Records excerpted from a collection
+---+

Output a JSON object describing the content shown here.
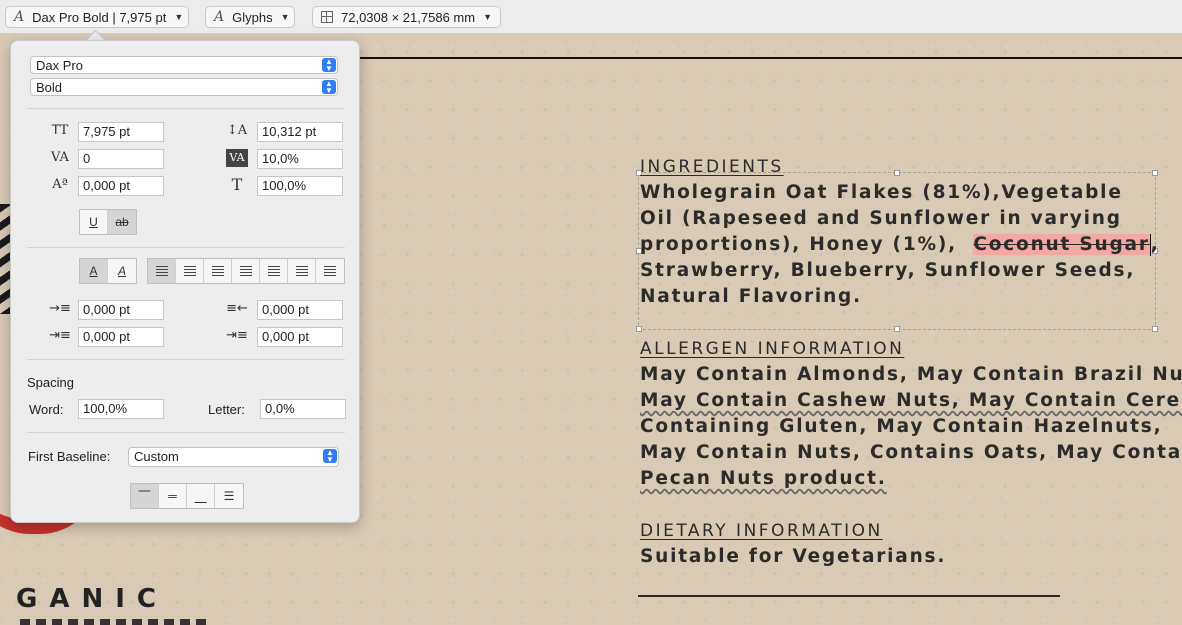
{
  "toolbar": {
    "font_button": "Dax Pro Bold | 7,975 pt",
    "glyphs_button": "Glyphs",
    "size_button": "72,0308 × 21,7586 mm"
  },
  "panel": {
    "font_family": "Dax Pro",
    "font_style": "Bold",
    "font_size": "7,975 pt",
    "leading": "10,312 pt",
    "kerning": "0",
    "tracking": "10,0%",
    "baseline_shift": "0,000 pt",
    "vertical_scale": "100,0%",
    "indent_left": "0,000 pt",
    "indent_right": "0,000 pt",
    "indent_first": "0,000 pt",
    "indent_last": "0,000 pt",
    "spacing_heading": "Spacing",
    "word_label": "Word:",
    "word_value": "100,0%",
    "letter_label": "Letter:",
    "letter_value": "0,0%",
    "first_baseline_label": "First Baseline:",
    "first_baseline_value": "Custom",
    "underline_label": "U",
    "strike_label": "ab"
  },
  "document": {
    "ingredients_heading": "INGREDIENTS",
    "ingredients_lines": [
      "Wholegrain Oat Flakes (81%),Vegetable",
      "Oil (Rapeseed and Sunflower in varying",
      "proportions), Honey (1%),"
    ],
    "ingredients_highlight": "Coconut Sugar",
    "ingredients_tail": ",",
    "ingredients_lines2": [
      "Strawberry, Blueberry, Sunflower Seeds,",
      "Natural Flavoring."
    ],
    "allergen_heading": "ALLERGEN INFORMATION",
    "allergen_lines": [
      "May Contain Almonds, May Contain Brazil Nuts,",
      "May Contain Cashew Nuts, May Contain Cereals",
      "Containing Gluten, May Contain Hazelnuts,",
      "May Contain Nuts, Contains Oats, May Contain",
      "Pecan Nuts product."
    ],
    "dietary_heading": "DIETARY INFORMATION",
    "dietary_line": "Suitable for Vegetarians.",
    "logo_text": "GANIC"
  },
  "colors": {
    "accent": "#2f7cf6",
    "highlight": "#f2a9a3",
    "logo_red": "#c5312c"
  }
}
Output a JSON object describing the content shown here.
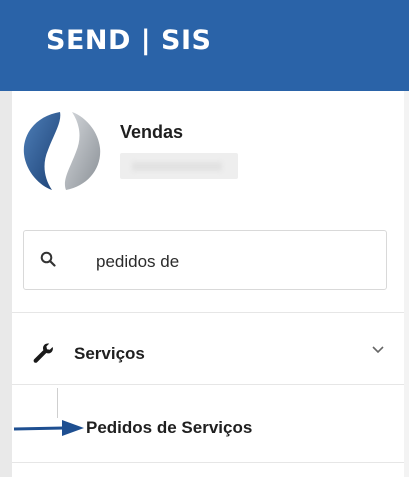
{
  "header": {
    "brand": "SEND | SIS",
    "color": "#2a63a8"
  },
  "user": {
    "name": "Vendas"
  },
  "search": {
    "value": "pedidos de",
    "icon": "search-icon"
  },
  "menu": {
    "items": [
      {
        "label": "Serviços",
        "icon": "wrench-icon",
        "expanded": true,
        "children": [
          {
            "label": "Pedidos de Serviços"
          }
        ]
      }
    ]
  }
}
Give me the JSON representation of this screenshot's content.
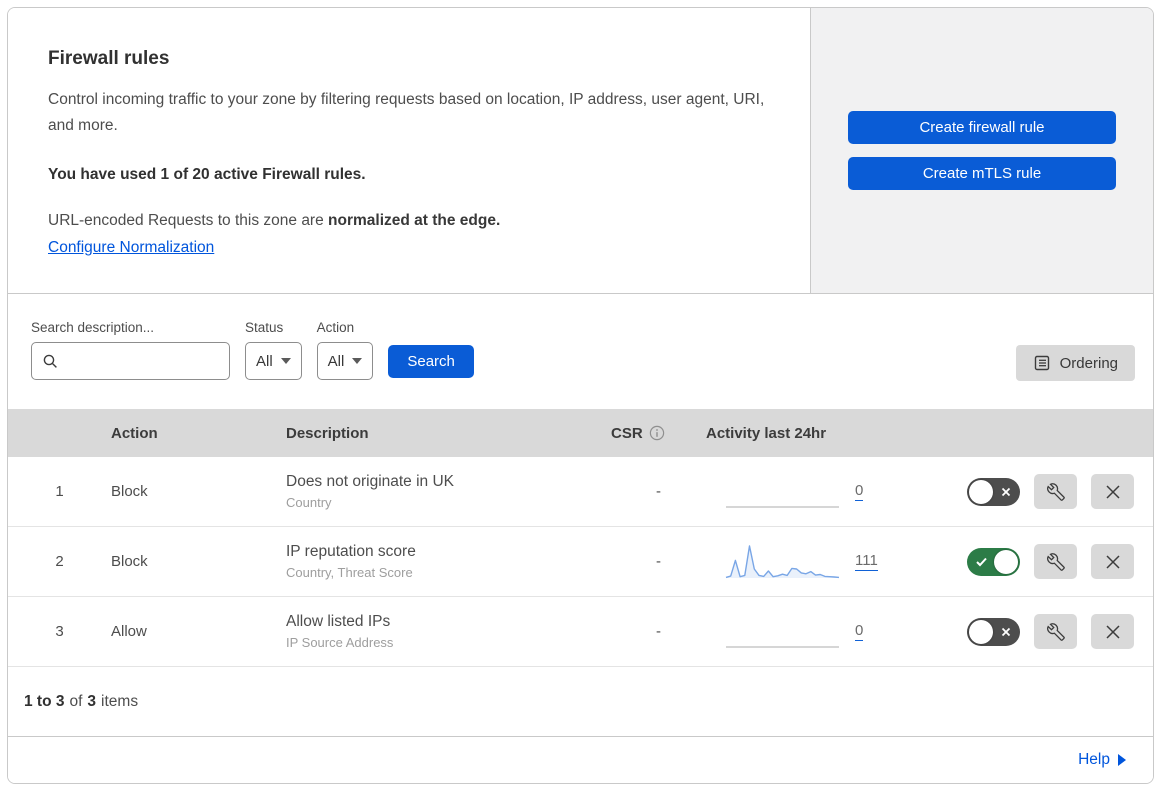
{
  "colors": {
    "accent_blue": "#0a5cd6",
    "link_blue": "#0055dc",
    "toggle_on_green": "#2c7c47",
    "toggle_off_gray": "#4d4d4d",
    "sparkline_blue": "#79a6e6",
    "table_header_gray": "#d9d9d9",
    "panel_gray": "#f1f1f2"
  },
  "icons": {
    "search": "magnifier-icon",
    "info": "circled-i-icon",
    "ordering": "list-icon",
    "wrench": "wrench-icon",
    "delete": "x-icon",
    "toggle_on": "check-icon",
    "toggle_off": "x-icon",
    "dropdown": "caret-down-icon",
    "help": "right-triangle-icon"
  },
  "intro": {
    "title": "Firewall rules",
    "description": "Control incoming traffic to your zone by filtering requests based on location, IP address, user agent, URI, and more.",
    "usage": "You have used 1 of 20 active Firewall rules.",
    "normalization_prefix": "URL-encoded Requests to this zone are ",
    "normalization_bold": "normalized at the edge.",
    "normalization_link": "Configure Normalization",
    "create_firewall_button": "Create firewall rule",
    "create_mtls_button": "Create mTLS rule"
  },
  "filters": {
    "search_label": "Search description...",
    "search_placeholder": "",
    "search_value": "",
    "status_label": "Status",
    "status_value": "All",
    "action_label": "Action",
    "action_value": "All",
    "search_button": "Search",
    "ordering_button": "Ordering"
  },
  "table": {
    "headers": {
      "action": "Action",
      "description": "Description",
      "csr": "CSR",
      "activity": "Activity last 24hr"
    },
    "rows": [
      {
        "priority": "1",
        "action": "Block",
        "description": "Does not originate in UK",
        "criteria": "Country",
        "csr": "-",
        "activity_count": "0",
        "enabled": false,
        "sparkline": [
          0,
          0,
          0,
          0,
          0,
          0,
          0,
          0,
          0,
          0,
          0,
          0,
          0,
          0,
          0,
          0,
          0,
          0,
          0,
          0,
          0,
          0,
          0,
          0,
          0
        ]
      },
      {
        "priority": "2",
        "action": "Block",
        "description": "IP reputation score",
        "criteria": "Country, Threat Score",
        "csr": "-",
        "activity_count": "111",
        "enabled": true,
        "sparkline": [
          2,
          6,
          55,
          4,
          8,
          100,
          28,
          8,
          5,
          22,
          4,
          7,
          12,
          8,
          30,
          28,
          16,
          13,
          20,
          9,
          11,
          5,
          4,
          3,
          2
        ]
      },
      {
        "priority": "3",
        "action": "Allow",
        "description": "Allow listed IPs",
        "criteria": "IP Source Address",
        "csr": "-",
        "activity_count": "0",
        "enabled": false,
        "sparkline": [
          0,
          0,
          0,
          0,
          0,
          0,
          0,
          0,
          0,
          0,
          0,
          0,
          0,
          0,
          0,
          0,
          0,
          0,
          0,
          0,
          0,
          0,
          0,
          0,
          0
        ]
      }
    ]
  },
  "footer": {
    "range": "1 to 3",
    "of": "of",
    "total": "3",
    "items": "items",
    "help_label": "Help"
  }
}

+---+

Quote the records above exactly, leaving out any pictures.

Output a JSON object describing the content shown here.
{
  "toolbar": {
    "font_button": "Dax Pro Bold | 7,975 pt",
    "glyphs_button": "Glyphs",
    "size_button": "72,0308 × 21,7586 mm"
  },
  "panel": {
    "font_family": "Dax Pro",
    "font_style": "Bold",
    "font_size": "7,975 pt",
    "leading": "10,312 pt",
    "kerning": "0",
    "tracking": "10,0%",
    "baseline_shift": "0,000 pt",
    "vertical_scale": "100,0%",
    "indent_left": "0,000 pt",
    "indent_right": "0,000 pt",
    "indent_first": "0,000 pt",
    "indent_last": "0,000 pt",
    "spacing_heading": "Spacing",
    "word_label": "Word:",
    "word_value": "100,0%",
    "letter_label": "Letter:",
    "letter_value": "0,0%",
    "first_baseline_label": "First Baseline:",
    "first_baseline_value": "Custom",
    "underline_label": "U",
    "strike_label": "ab"
  },
  "document": {
    "ingredients_heading": "INGREDIENTS",
    "ingredients_lines": [
      "Wholegrain Oat Flakes (81%),Vegetable",
      "Oil (Rapeseed and Sunflower in varying",
      "proportions), Honey (1%),"
    ],
    "ingredients_highlight": "Coconut Sugar",
    "ingredients_tail": ",",
    "ingredients_lines2": [
      "Strawberry, Blueberry, Sunflower Seeds,",
      "Natural Flavoring."
    ],
    "allergen_heading": "ALLERGEN INFORMATION",
    "allergen_lines": [
      "May Contain Almonds, May Contain Brazil Nuts,",
      "May Contain Cashew Nuts, May Contain Cereals",
      "Containing Gluten, May Contain Hazelnuts,",
      "May Contain Nuts, Contains Oats, May Contain",
      "Pecan Nuts product."
    ],
    "dietary_heading": "DIETARY INFORMATION",
    "dietary_line": "Suitable for Vegetarians.",
    "logo_text": "GANIC"
  },
  "colors": {
    "accent": "#2f7cf6",
    "highlight": "#f2a9a3",
    "logo_red": "#c5312c"
  }
}
Output a JSON object describing the content shown here.
{
  "header": {
    "brand": "SEND | SIS",
    "color": "#2a63a8"
  },
  "user": {
    "name": "Vendas"
  },
  "search": {
    "value": "pedidos de",
    "icon": "search-icon"
  },
  "menu": {
    "items": [
      {
        "label": "Serviços",
        "icon": "wrench-icon",
        "expanded": true,
        "children": [
          {
            "label": "Pedidos de Serviços"
          }
        ]
      }
    ]
  }
}
Give me the JSON representation of this screenshot's content.
{
  "colors": {
    "accent_blue": "#0a5cd6",
    "link_blue": "#0055dc",
    "toggle_on_green": "#2c7c47",
    "toggle_off_gray": "#4d4d4d",
    "sparkline_blue": "#79a6e6",
    "table_header_gray": "#d9d9d9",
    "panel_gray": "#f1f1f2"
  },
  "icons": {
    "search": "magnifier-icon",
    "info": "circled-i-icon",
    "ordering": "list-icon",
    "wrench": "wrench-icon",
    "delete": "x-icon",
    "toggle_on": "check-icon",
    "toggle_off": "x-icon",
    "dropdown": "caret-down-icon",
    "help": "right-triangle-icon"
  },
  "intro": {
    "title": "Firewall rules",
    "description": "Control incoming traffic to your zone by filtering requests based on location, IP address, user agent, URI, and more.",
    "usage": "You have used 1 of 20 active Firewall rules.",
    "normalization_prefix": "URL-encoded Requests to this zone are ",
    "normalization_bold": "normalized at the edge.",
    "normalization_link": "Configure Normalization",
    "create_firewall_button": "Create firewall rule",
    "create_mtls_button": "Create mTLS rule"
  },
  "filters": {
    "search_label": "Search description...",
    "search_placeholder": "",
    "search_value": "",
    "status_label": "Status",
    "status_value": "All",
    "action_label": "Action",
    "action_value": "All",
    "search_button": "Search",
    "ordering_button": "Ordering"
  },
  "table": {
    "headers": {
      "action": "Action",
      "description": "Description",
      "csr": "CSR",
      "activity": "Activity last 24hr"
    },
    "rows": [
      {
        "priority": "1",
        "action": "Block",
        "description": "Does not originate in UK",
        "criteria": "Country",
        "csr": "-",
        "activity_count": "0",
        "enabled": false,
        "sparkline": [
          0,
          0,
          0,
          0,
          0,
          0,
          0,
          0,
          0,
          0,
          0,
          0,
          0,
          0,
          0,
          0,
          0,
          0,
          0,
          0,
          0,
          0,
          0,
          0,
          0
        ]
      },
      {
        "priority": "2",
        "action": "Block",
        "description": "IP reputation score",
        "criteria": "Country, Threat Score",
        "csr": "-",
        "activity_count": "111",
        "enabled": true,
        "sparkline": [
          2,
          6,
          55,
          4,
          8,
          100,
          28,
          8,
          5,
          22,
          4,
          7,
          12,
          8,
          30,
          28,
          16,
          13,
          20,
          9,
          11,
          5,
          4,
          3,
          2
        ]
      },
      {
        "priority": "3",
        "action": "Allow",
        "description": "Allow listed IPs",
        "criteria": "IP Source Address",
        "csr": "-",
        "activity_count": "0",
        "enabled": false,
        "sparkline": [
          0,
          0,
          0,
          0,
          0,
          0,
          0,
          0,
          0,
          0,
          0,
          0,
          0,
          0,
          0,
          0,
          0,
          0,
          0,
          0,
          0,
          0,
          0,
          0,
          0
        ]
      }
    ]
  },
  "footer": {
    "range": "1 to 3",
    "of": "of",
    "total": "3",
    "items": "items",
    "help_label": "Help"
  }
}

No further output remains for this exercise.